Scaremongering over Ezekiel Emanuel’s paper on the ethics of organ and vaccine scarcity is nothing new. And yes, they ARE Palinesque fantasies. No sensible person could argue that scarce resources such as organs ought not to go to people who will get the most out of them. The patient who’s too old to get a heart transplant because he’s, well, old, is a staple of medical dramas, and every time we have the same reaction. We aren’t happy that the nice old man won’t get a new heart, we think it’s unfortunate, but we don’t think it’s wrong.

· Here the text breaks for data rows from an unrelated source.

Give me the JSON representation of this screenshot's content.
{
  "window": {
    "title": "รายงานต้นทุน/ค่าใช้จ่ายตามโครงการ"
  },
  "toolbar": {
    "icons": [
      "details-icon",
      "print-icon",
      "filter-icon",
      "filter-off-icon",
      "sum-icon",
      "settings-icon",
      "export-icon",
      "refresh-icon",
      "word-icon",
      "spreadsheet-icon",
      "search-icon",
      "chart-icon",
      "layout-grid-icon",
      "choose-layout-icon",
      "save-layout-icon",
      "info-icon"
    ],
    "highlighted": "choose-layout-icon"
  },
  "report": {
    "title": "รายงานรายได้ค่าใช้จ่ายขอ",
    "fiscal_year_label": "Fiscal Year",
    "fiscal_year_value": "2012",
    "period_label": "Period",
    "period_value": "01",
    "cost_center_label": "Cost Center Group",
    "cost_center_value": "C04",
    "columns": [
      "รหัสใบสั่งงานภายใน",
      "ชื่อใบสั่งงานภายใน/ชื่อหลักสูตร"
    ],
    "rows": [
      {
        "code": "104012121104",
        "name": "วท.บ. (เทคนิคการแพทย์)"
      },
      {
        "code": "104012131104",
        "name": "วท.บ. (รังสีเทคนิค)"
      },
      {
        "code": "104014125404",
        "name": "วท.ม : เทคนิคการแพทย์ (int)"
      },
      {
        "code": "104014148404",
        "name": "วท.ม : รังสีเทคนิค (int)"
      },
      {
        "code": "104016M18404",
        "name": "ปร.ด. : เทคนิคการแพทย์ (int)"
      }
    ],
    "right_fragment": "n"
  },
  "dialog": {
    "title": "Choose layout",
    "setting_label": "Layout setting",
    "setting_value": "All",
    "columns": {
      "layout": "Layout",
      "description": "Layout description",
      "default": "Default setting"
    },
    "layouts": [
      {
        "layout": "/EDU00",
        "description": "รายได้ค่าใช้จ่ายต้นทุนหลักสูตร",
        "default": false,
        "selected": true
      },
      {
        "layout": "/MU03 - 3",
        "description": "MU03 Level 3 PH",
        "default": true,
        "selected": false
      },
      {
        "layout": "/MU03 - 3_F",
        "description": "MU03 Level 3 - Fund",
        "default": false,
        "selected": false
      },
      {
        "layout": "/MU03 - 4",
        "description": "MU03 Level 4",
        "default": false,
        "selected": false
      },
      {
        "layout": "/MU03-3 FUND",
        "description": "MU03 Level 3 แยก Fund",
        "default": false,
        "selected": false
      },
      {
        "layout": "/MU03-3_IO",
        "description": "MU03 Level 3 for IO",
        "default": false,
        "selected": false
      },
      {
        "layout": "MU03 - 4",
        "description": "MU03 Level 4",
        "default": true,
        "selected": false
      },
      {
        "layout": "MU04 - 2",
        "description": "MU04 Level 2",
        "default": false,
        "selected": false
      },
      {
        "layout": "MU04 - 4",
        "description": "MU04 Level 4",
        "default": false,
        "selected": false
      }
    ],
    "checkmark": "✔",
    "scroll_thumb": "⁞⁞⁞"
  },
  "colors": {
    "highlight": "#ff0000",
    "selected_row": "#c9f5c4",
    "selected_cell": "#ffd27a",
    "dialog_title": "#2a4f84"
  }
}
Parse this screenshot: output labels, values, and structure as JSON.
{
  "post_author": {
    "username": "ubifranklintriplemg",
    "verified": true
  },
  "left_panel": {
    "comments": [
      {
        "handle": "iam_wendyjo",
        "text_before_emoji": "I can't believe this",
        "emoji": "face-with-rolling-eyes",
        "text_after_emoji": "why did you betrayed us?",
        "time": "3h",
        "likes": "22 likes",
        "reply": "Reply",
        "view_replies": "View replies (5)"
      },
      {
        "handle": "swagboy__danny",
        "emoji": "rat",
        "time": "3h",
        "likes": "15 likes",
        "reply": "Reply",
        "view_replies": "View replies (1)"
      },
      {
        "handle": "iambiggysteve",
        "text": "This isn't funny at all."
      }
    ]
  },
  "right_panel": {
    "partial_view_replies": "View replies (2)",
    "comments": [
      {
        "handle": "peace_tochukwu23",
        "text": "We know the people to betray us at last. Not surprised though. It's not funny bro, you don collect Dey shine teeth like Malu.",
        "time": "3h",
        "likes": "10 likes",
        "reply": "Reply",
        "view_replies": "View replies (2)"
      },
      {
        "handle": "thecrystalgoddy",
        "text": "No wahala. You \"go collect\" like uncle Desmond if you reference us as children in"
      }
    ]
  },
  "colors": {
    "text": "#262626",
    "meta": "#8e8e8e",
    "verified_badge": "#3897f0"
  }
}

Ultimately the issue isn’t that one day some person might use a set of objective criteria to evaluate whether or not you should receive some form of health care. That already happens with some regularity. It’s called triage, and it sucks, but it’s necessary in a situation where you have limited caregivers and many people needing life-saving care. The issue is scarcity. If we allow health care to become increasingly scarce (and thus increasingly expensive), one of two things will happen; a) we will adopt a set of guidelines, driven by metrics like QALY, that allocate care on an impartial, objective basis out of a sense of fairness, or b) only the well-off will be able to routinely afford health care.
Neither of those options have much appeal, so let’s do the smart thing instead and acknowledge the reality of the situation. As demand for health care increases, so will its cost. We are going to have to pay more for health care. That fact will not change regardless of whether or not the federal government is involved in providing health insurance to individual citizens. We know what happens when we don’t have social safety net programs like Medicare and Medicaid; emergency rooms get clogged with the uninsured, causing those of us who can afford insurance to foot the bill (in the least efficient manner possible) for those who can’t, and in the worst case scenario people die of treatable ailments simply because they’re poor.
Pinkerton’s right in that the government should be spending heavily on medical research for the betterment of all, but that needn’t come at the cost of the safety net. We can and should do both.